“That is for you to decide, Iorneste. I am not permitted to choose your path, only explain which paths you are not permitted to tread, and answer your questions.”
“Well, I do have great strength for a human. What sorts of occupations do humans with great strength generally possess?”
Mourne nodded. “You not only have great strength. You have too much strength. You will probably have to pretend to be less strong than you really are if you are not to reveal yourself.”
“How will I know what is normal?”
“You will have to observe. But in general, hedge your bets in favor of weakness. For you what seems very weak will still be considered acceptable to us. But to answer your question, there is no single answer. Some with great strength are laborers, tradesmen like blacksmiths are known for their strength, and then of course there are the martial professions. Warriors and duellists, mercenaries and knights. Anyone who wields a heavy blade and carries armor on their person will require a certain measure of strength.”
An idea began to take hold, and a smile formed with it. “I have read many of these stories. Your people take much pride in your warriors. Some of them even slayed Drac once, if the stories are to be believed.”

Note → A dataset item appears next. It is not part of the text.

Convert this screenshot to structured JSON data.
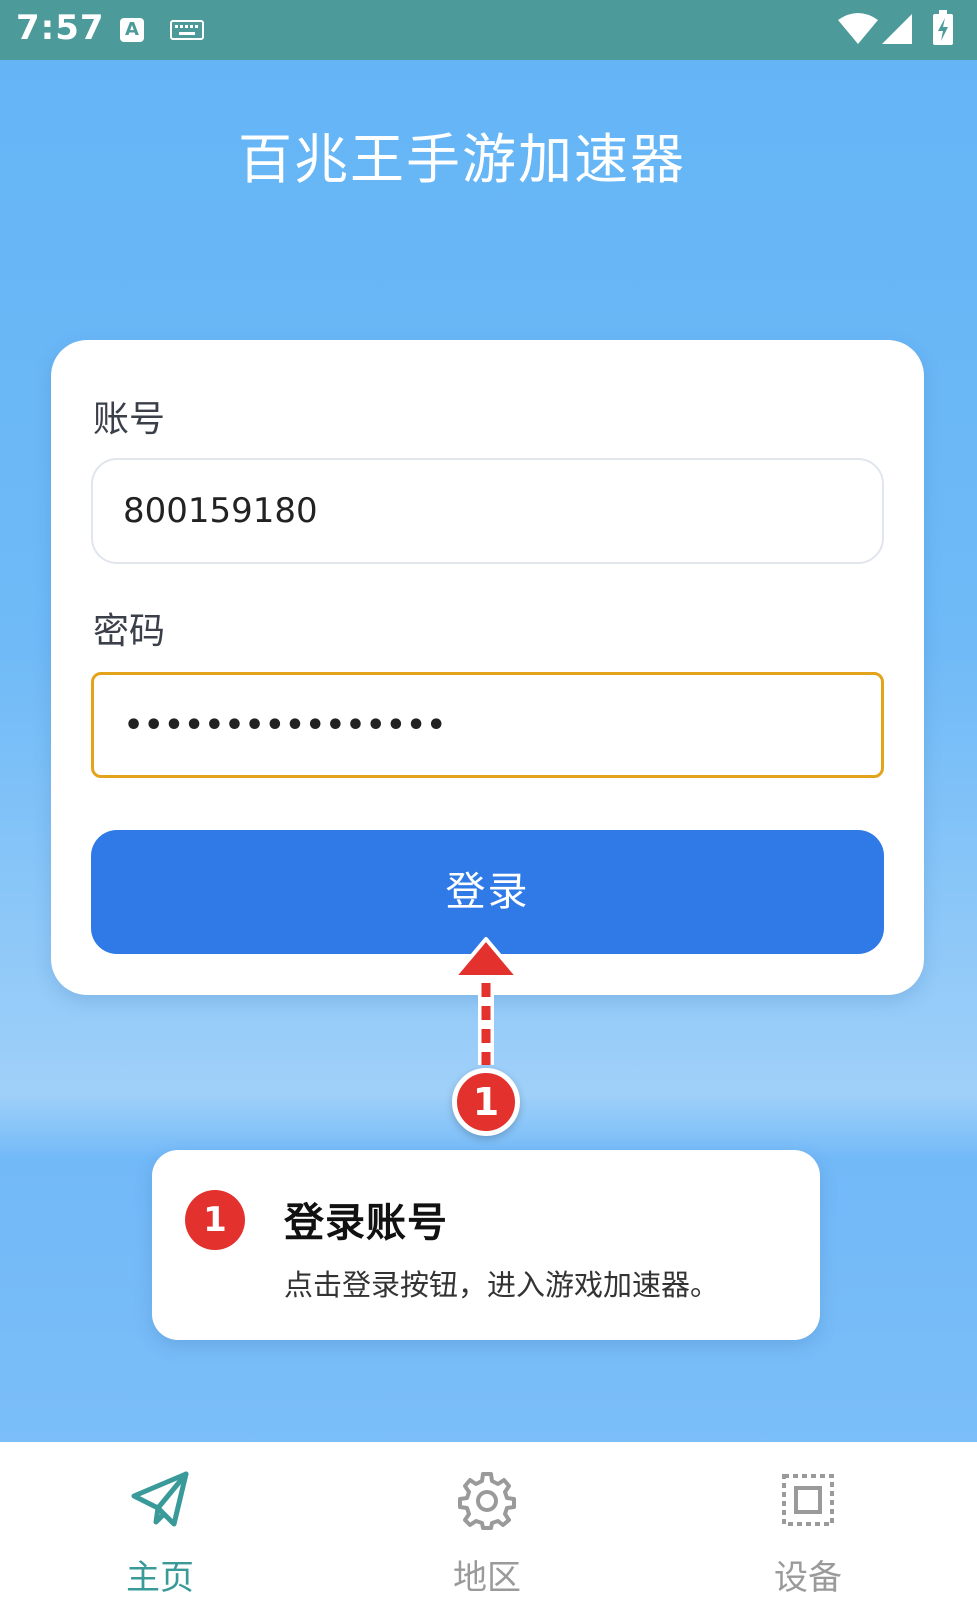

“That is correct, before the Drac retired here, to their ancestral home, leaving the world to humankind. All the more reason to keep yourself hidden, to learn to walk as a human without drawing attention to your true nature.”
Iorneste walked over to the chest and then up to the open doorway leading out into the world beyond. “Tell me, Mourne: have you ever been beyond the Wall?”
Mourne walked over to join him, standing at his side and looking down the long tunnel. “Yes. Many times. I would not be much of a guide if I had not.”
"So outside of the bounds you mentioned, I can choose any path I wish?"
Mourne nodded. "Yes, I believe I've covered the restrictions."
He thought of his dragon mentor, Rrachma, and of how amused and horrified he would be by what he was about to do. He laughed to himself, surprised by his own thoughts. “I know my origin story, as you put it, Mourne.”
“Yes. I’m going to be a dragon slayer.”
by the Feline Inferno, Fireytika